FCC Program To Provide Take-Home Internet Access To Students

A lot of people forget just how much money the government spends when it comes to school improvements and technology, and while the budget crunch has definitely hurt some of that, a new program is about to get kicked off with $9 million of support. The Federal Communications Commission announced 20 pilot programs that are slated to receive government funding to pay for "wireless broadband connections for laptops, smart phones and other mobile devices, which students will be able to take with them after the school day ends."

This is a huge project, and if it goes well, it could change the lives of students everywhere. Despite the statistics, tons of students go home and have no Internet access. That's a real killer when it comes to learning and completing homework, so giving them the opportunity to have it could definitely revolutionize the lives of students. It's called Learning On-The-Go, and it's scheduled to reach 35,000 students across 14 states in the 2011-2012 school year. It'll be paid for through the government's E-Rate program, which has been structured to fund Internet access in schools and libraries; until now, that program has never been used to pay for off-campus connections, but this seems like the perfect opportunity to change that.

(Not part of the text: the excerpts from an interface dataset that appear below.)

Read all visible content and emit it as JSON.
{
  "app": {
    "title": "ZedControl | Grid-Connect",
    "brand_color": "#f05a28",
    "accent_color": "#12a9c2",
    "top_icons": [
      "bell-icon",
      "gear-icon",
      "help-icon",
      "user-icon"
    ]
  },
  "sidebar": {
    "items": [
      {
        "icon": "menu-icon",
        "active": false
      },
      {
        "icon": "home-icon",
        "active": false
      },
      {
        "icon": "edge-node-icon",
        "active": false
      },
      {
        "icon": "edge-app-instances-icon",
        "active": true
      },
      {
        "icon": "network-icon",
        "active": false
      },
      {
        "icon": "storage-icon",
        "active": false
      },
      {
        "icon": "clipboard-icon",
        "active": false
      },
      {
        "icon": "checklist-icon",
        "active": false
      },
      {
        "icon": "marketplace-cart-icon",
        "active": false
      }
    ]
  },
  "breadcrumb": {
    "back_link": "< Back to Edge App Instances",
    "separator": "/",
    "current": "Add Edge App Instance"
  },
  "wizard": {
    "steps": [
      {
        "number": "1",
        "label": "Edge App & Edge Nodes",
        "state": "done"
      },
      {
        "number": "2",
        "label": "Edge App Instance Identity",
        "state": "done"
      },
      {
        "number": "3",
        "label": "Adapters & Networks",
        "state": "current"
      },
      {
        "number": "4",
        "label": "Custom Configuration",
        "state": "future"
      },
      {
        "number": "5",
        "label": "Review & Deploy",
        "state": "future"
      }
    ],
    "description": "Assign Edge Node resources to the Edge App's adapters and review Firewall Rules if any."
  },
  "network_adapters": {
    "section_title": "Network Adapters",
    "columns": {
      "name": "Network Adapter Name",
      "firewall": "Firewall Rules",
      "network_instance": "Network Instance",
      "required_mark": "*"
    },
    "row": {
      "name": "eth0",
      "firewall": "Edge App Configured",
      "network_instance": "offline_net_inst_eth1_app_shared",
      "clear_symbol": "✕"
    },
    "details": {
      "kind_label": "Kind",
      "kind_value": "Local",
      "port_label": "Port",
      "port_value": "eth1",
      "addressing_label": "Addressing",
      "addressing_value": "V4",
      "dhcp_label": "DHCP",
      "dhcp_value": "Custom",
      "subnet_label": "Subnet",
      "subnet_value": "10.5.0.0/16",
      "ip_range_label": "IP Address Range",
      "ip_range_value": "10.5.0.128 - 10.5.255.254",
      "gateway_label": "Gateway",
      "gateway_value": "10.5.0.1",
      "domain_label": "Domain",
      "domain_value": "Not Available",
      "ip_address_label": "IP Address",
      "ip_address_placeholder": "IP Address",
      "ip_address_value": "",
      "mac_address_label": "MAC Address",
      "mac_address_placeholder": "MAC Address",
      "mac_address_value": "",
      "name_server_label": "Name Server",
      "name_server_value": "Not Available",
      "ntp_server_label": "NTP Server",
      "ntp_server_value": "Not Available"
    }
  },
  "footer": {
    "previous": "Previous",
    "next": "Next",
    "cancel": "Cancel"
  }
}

The pilot will fund connections in elementary and secondary schools in New Orleans, Philly and Canton, with each city getting something a little different. NoLa will get laptop connections, while Philly gets wireless cards for low-income households and Canton gets smartphone access for students in need. When it's all said and done, money will go to projects in Colorado, Pennsylvania, New York, Florida, Ohio, Georgia, Texas, Michigan, North Carolina, Louisiana, Alabama, California, New Mexico and Iowa, and we definitely hope it turns out to be a success. The more Internet, the merrier!
Tags:  Internet, wireless, WWAN